The Advisory Committee should clarify the role of issue certification, by reinforcing that issue certification is only appropriate when a class is otherwise certifiable under Rule 23.
One of the Advisory Committee’s “front burner” issues is whether to clarify Rule 23(c)(4), establishing either that it (1) only applies when the rest of Rule 23 has been met, or (2) is an alternative route to certification for plaintiffs willing to narrow the scope of their case. As the Subcommittee Report describes the current state of issue certification:
Rule 23(c)(4) says that “[w]hen appropriate, an action may be brought or maintained as a class action with respect to particular issues.” But Rule 23(b)(3) authorizes class certification under its provisions only when the court finds that common questions predominate and a class action is superior to other available methods for adjudicating the dispute. Arguably, these two provisions are not entirely in synch. Is predominance to be required only with regard to the issues specified, or must the entire case present predominant common questions? Why would plaintiffs be satisfied with limited certification if they could have full certification? Can they achieve predominance simply by dumping individual issues off the table?
Perhaps the existence of such questions explains the longstanding division in the courts about whether 23(c)(4) can be used in cases in which 23(b)(3) cannot be satisfied. At least some courts seem to think that is not permissible. But a different interpretation of the current rule might be that — at least with regard to manageability — Rule 23(c)(4) offers a technique that facilitates certification under Rule 23(b)(3). In any event, it is clear that there is a division among the courts about how the current rule should be interpreted, and that it has existed for some time. It is also reasonably clear that in some courts issue certification is quite popular. It may be that a reconciliation of these two parts of the current rule is possible, perhaps by recognizing in 23(b)(3) that its requirements are subject to the alternative and more limited certification authority in 23(c)(4). It is also possible that 23(c)(4) might be amended to elaborate on when use of issue certification is “appropriate.” It is unnerving to have such a blatant division in the circuits about what the rules permit.
(Emphases added.) There are two reasons for this “blatant division.” The first is that, despite the drafters’ express belief that Rule 23(c)(4) was “obvious[ly]” just clarifying the process of certification under the first two sections of the Rule, its language is ambiguous enough to create confusion about where it fits into the certification scheme.
The second reason is that the stakes involved in establishing the proper role of issue certification are quite high.

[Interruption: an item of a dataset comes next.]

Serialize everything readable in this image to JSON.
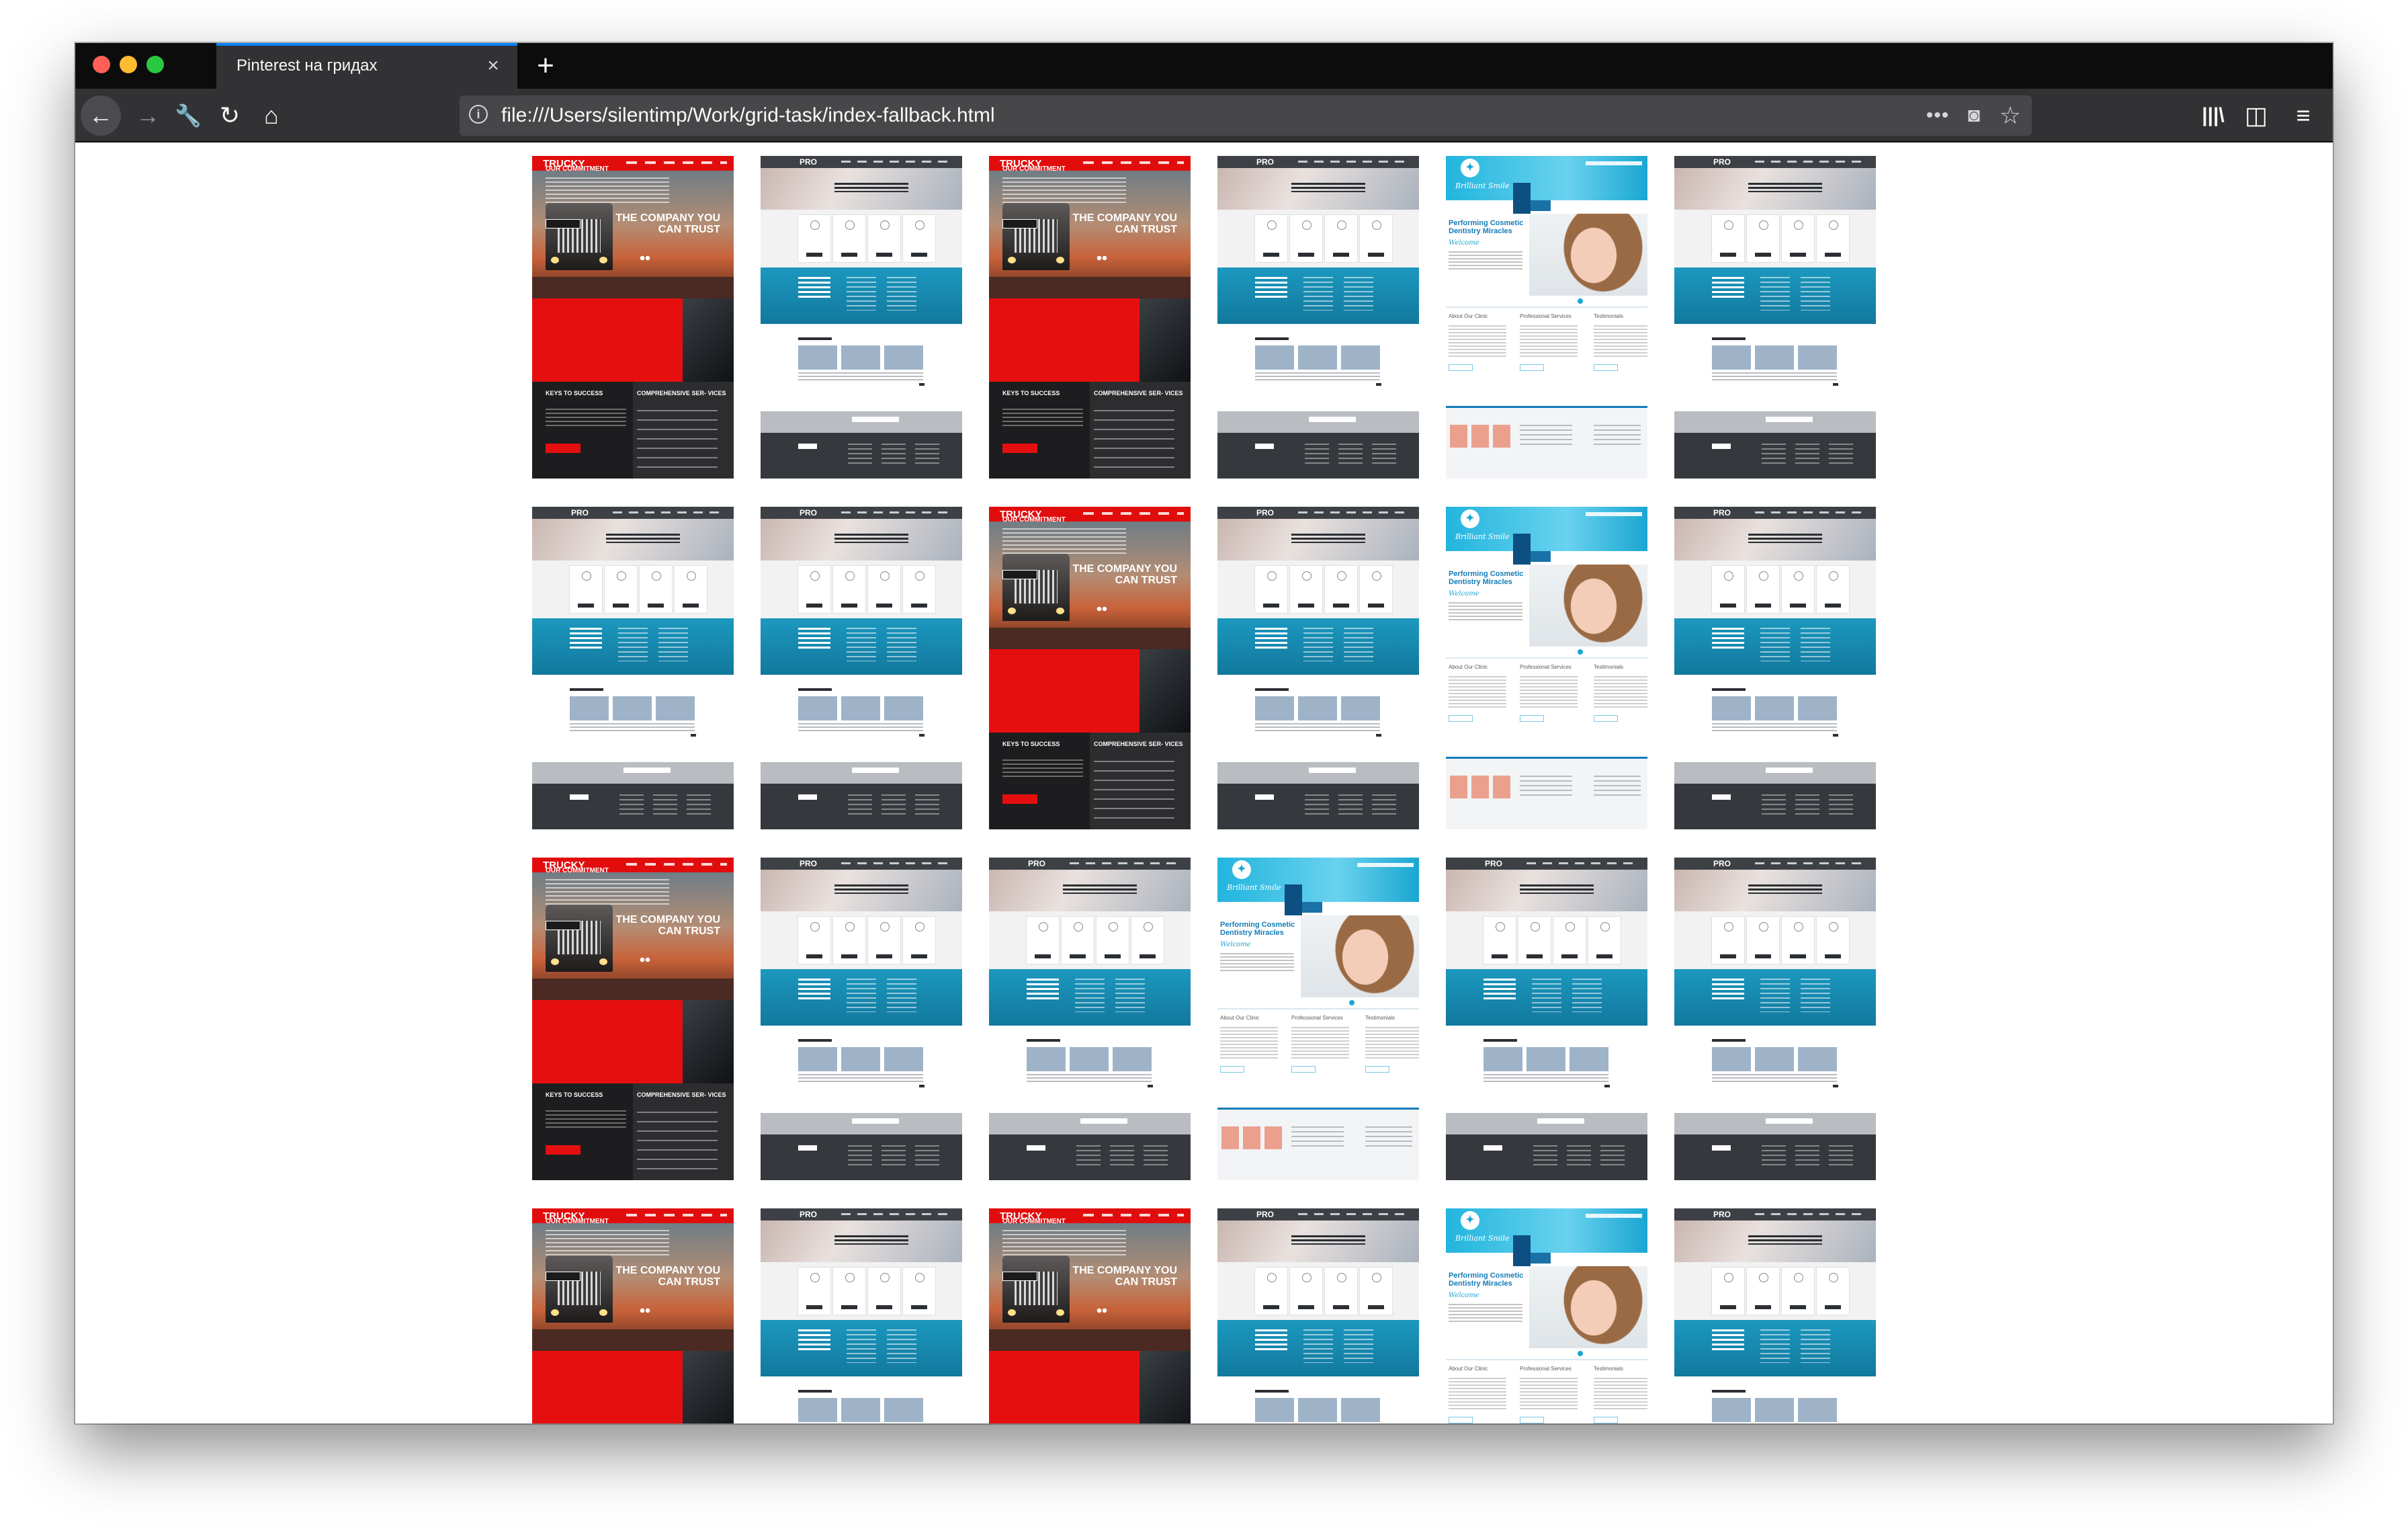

The question of how to interpret Rule 23(c)(4) is really a question of whether Rule 23(b)(3) has any teeth whatsoever. Even some of the courts that have allowed 23(c)(4) certification have explicitly recognized that it should only apply in limited circumstances (such as when the plaintiffs seek injunctive relief instead of monetary damages).
Professor Laura Hines has identified a strong argument—based in the structure and legislative history of Rule 23—that issue certification is only appropriate if the class is otherwise certifiable under Rule 23(a) and (b). (In fact, Rule 23(c)(4) was originally intended—as the late Benjamin Kaplan wrote—to make a “perfectly obvious point” about how the certification process would work under Rules 23(a) and (b).) And as the Supreme Court pointed out in Wal-Mart Stores, Inc. v. Dukes, Rule 23(b)(3) exists to ensure due process for class members seeking monetary damages: in other words, a monetary damages class is only appropriate when common issues predominate and the class action is superior to other methods of deciding the dispute. An “issues class” for monetary damages lacks those overall protections.
That structural argument is buttressed by sound judicial policy. When the entire class has been certified, it is possible to tell which claims are being tried, and what preclusive effect they will have, win or lose. Once a court begins carving up a class in order to make it certifiable, these questions become much murkier, undermining the original purpose of Rule 23.
If the Advisory Committee is going to allow issue certification even when Rule 23 has not otherwise been satisfied, it will need to think through all of the various effects of that decision in other parts of the Rule. Does an issues class have different notice requirements than a Rule 23(b)(3) class? (For example, does the class member need notice that she will be responsible for her own damages trial?) Is an issues class verdict a “judgment” under Rule 23(c)(3)? How are class attorneys to be compensated for prosecuting an issues class? Can one settle a Rule 23(c)(4) class without running afoul of the Court’s directions in Amchem and Ortiz?
Deciding the proper scope of of an issues class–like defining the proper scope of Rule 23(c)(4)–cannot be done effectively in a vacuum. Which is, of course, is what the structuralists have been arguing all along.